***** Data under study
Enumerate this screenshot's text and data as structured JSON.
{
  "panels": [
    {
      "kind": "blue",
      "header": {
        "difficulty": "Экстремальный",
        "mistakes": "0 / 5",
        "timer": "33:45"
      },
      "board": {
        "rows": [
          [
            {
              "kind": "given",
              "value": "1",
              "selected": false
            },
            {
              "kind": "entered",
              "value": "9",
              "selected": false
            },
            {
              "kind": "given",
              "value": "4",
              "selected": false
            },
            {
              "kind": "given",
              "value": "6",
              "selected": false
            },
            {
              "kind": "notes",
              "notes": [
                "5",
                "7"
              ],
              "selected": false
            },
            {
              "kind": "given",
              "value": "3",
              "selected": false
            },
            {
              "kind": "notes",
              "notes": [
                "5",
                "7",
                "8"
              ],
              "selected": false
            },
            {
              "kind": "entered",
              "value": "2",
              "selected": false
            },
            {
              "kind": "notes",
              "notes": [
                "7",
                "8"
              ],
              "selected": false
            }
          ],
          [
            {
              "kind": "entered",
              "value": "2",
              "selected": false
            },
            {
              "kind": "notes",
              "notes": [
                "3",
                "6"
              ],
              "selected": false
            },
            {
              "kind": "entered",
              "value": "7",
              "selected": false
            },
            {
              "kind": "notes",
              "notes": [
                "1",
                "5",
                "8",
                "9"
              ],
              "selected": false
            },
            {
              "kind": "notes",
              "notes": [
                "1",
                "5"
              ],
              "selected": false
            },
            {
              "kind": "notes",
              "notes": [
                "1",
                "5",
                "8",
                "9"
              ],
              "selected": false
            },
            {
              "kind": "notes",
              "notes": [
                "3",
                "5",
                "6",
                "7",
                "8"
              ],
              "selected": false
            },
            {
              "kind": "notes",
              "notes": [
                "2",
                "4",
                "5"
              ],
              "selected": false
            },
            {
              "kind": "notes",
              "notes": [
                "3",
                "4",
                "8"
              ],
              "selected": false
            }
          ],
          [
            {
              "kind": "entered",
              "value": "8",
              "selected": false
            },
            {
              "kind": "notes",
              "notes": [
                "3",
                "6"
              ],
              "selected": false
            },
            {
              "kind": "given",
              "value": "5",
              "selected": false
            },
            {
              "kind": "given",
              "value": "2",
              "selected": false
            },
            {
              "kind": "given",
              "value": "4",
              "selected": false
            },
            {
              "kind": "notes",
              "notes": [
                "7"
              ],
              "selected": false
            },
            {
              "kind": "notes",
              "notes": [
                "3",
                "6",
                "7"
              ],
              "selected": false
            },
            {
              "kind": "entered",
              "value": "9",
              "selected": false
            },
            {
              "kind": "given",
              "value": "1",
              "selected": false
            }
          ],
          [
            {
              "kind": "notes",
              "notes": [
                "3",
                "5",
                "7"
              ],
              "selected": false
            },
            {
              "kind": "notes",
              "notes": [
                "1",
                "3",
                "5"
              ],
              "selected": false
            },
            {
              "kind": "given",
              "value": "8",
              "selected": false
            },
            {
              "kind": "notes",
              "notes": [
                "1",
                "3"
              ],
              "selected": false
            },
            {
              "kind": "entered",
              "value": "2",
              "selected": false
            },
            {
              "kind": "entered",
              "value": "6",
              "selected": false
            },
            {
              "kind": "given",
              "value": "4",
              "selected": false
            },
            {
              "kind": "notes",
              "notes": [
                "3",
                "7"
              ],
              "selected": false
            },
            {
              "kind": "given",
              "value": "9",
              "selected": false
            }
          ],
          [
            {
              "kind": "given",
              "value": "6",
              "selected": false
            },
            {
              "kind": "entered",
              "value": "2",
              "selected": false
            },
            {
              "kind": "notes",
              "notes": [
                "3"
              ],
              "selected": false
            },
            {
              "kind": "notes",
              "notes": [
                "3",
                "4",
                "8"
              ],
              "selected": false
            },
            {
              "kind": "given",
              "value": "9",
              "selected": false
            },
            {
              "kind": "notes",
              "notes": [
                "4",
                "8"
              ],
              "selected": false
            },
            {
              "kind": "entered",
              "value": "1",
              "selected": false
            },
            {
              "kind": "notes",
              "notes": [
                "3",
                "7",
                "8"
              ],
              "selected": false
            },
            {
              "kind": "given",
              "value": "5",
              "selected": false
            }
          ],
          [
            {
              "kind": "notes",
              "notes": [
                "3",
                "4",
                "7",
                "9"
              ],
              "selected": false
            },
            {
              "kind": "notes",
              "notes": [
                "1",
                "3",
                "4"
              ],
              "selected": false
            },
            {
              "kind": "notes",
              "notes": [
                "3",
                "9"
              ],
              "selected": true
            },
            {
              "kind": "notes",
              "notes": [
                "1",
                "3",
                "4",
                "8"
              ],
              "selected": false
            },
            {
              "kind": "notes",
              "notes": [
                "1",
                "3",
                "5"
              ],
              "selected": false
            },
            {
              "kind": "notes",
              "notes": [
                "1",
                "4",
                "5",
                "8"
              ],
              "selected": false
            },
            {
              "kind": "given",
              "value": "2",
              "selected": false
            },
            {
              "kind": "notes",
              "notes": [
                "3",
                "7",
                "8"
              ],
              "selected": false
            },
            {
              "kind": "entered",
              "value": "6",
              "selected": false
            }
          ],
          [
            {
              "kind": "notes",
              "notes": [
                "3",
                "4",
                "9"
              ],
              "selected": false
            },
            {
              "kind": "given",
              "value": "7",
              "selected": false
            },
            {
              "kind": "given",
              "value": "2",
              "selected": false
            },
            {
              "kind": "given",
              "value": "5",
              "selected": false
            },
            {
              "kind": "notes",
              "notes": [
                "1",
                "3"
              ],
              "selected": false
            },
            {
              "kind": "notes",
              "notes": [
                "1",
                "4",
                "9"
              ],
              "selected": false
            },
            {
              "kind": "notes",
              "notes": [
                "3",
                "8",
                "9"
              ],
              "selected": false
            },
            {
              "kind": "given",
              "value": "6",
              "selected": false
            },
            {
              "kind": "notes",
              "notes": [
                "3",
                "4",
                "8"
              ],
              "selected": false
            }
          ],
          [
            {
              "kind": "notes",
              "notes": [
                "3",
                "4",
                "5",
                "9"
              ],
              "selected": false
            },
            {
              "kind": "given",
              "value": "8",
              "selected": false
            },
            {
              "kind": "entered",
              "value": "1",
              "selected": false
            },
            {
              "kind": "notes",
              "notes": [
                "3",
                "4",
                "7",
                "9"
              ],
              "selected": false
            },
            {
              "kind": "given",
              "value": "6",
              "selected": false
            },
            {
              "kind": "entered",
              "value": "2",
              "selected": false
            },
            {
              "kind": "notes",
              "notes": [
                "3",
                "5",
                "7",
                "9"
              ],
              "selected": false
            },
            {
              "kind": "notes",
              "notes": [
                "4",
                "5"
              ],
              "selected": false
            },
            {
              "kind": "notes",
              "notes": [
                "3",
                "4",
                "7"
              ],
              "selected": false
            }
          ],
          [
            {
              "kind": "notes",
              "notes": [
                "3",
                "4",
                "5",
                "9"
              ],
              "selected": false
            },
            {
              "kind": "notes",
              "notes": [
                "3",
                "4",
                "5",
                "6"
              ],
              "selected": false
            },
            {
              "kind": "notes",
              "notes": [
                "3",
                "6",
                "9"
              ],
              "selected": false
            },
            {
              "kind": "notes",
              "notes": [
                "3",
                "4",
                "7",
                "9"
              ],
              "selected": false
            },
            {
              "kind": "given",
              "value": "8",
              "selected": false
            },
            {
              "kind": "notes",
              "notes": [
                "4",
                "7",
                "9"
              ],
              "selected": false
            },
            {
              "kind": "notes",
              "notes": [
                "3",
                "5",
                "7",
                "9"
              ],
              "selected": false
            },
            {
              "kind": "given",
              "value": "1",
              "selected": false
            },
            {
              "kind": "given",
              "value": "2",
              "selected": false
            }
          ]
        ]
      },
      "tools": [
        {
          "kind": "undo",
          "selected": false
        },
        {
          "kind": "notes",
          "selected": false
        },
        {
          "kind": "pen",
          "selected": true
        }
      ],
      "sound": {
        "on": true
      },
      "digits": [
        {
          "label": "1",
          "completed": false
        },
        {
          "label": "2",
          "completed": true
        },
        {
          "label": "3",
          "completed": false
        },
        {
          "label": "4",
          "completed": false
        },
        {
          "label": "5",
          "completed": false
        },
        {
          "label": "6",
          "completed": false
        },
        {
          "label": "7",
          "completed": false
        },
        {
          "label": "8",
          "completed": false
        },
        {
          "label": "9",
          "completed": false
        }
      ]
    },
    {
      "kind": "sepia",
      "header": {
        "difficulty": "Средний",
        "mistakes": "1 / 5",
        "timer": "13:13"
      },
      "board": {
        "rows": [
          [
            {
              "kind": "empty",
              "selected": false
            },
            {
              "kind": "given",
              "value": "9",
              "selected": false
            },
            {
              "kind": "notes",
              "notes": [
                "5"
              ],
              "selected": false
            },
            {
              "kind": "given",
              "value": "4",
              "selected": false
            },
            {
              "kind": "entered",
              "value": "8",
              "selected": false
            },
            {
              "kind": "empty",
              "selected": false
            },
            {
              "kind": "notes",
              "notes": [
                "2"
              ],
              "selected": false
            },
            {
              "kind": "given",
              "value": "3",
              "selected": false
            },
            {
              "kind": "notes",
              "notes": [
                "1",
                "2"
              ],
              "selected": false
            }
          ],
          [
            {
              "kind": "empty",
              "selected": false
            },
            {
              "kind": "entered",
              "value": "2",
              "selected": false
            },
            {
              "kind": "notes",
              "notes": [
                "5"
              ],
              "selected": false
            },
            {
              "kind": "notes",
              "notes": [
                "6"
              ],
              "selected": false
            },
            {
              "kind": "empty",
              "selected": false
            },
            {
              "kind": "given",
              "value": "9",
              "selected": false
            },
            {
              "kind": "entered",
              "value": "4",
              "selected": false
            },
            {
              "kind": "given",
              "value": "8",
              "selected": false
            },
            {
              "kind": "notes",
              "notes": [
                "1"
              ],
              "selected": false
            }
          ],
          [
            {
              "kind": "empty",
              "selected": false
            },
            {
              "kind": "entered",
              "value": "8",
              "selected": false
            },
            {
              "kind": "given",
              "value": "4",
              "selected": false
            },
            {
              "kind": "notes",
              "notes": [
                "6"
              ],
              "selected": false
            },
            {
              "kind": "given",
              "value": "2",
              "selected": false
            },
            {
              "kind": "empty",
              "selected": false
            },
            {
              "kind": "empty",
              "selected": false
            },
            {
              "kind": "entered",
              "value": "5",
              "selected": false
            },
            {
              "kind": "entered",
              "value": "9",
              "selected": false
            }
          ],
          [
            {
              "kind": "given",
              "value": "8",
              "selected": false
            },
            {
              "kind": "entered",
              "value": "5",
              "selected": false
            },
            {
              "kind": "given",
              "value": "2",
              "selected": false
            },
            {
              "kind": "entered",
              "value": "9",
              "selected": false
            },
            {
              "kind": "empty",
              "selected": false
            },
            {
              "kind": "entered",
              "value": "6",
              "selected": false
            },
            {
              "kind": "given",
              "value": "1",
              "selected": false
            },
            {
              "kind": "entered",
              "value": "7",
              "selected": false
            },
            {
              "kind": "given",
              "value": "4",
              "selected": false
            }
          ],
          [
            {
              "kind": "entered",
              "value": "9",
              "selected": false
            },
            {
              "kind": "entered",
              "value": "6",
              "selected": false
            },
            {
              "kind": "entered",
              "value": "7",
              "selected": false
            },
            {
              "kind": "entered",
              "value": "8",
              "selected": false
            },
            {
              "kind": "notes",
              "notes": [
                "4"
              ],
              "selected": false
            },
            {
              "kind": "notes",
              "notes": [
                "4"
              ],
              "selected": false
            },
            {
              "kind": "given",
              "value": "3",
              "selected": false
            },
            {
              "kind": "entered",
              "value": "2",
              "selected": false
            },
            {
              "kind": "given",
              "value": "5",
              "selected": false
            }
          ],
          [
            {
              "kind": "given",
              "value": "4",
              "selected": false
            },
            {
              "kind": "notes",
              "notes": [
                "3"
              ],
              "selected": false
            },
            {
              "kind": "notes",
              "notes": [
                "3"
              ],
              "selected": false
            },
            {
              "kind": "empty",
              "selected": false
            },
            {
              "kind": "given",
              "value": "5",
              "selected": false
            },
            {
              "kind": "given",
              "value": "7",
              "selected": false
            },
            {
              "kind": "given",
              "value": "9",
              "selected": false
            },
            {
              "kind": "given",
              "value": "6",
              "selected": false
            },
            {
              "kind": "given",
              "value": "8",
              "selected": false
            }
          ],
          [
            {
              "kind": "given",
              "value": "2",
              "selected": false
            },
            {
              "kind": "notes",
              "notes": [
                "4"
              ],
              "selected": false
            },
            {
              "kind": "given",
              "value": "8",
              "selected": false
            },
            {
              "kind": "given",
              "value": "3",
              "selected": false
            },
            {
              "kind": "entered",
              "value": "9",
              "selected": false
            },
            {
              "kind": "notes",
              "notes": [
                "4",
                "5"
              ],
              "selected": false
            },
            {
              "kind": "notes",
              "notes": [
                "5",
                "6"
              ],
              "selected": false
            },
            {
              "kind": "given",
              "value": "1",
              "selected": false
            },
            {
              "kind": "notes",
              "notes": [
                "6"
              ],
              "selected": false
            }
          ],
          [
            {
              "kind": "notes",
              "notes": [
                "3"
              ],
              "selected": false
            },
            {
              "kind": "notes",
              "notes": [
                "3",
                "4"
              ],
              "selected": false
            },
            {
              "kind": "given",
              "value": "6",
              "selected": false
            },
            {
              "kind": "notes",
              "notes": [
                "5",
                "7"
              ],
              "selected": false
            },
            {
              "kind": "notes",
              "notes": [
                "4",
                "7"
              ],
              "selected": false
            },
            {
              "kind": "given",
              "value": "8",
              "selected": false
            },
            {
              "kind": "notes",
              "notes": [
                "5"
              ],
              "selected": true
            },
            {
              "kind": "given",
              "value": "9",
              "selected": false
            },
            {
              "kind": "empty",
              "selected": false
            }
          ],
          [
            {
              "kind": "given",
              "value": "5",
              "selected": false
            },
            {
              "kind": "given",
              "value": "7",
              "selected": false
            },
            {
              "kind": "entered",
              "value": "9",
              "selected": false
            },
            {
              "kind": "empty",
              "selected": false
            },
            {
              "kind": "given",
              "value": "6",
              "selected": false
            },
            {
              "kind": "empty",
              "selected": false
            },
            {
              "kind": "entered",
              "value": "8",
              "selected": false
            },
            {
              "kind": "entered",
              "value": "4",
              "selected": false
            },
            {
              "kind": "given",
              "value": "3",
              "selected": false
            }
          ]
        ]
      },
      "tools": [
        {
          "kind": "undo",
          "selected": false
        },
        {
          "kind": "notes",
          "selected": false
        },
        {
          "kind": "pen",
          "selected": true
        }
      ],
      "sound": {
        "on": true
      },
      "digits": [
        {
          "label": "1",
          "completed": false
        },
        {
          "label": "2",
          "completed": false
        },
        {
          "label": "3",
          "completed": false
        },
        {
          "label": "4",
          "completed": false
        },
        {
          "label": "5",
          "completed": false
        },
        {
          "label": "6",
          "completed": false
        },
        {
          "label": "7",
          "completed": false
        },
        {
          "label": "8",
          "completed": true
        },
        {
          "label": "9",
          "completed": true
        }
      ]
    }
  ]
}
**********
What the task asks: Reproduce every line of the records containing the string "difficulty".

The completed task:
        "difficulty": "Экстремальный",
        "difficulty": "Средний",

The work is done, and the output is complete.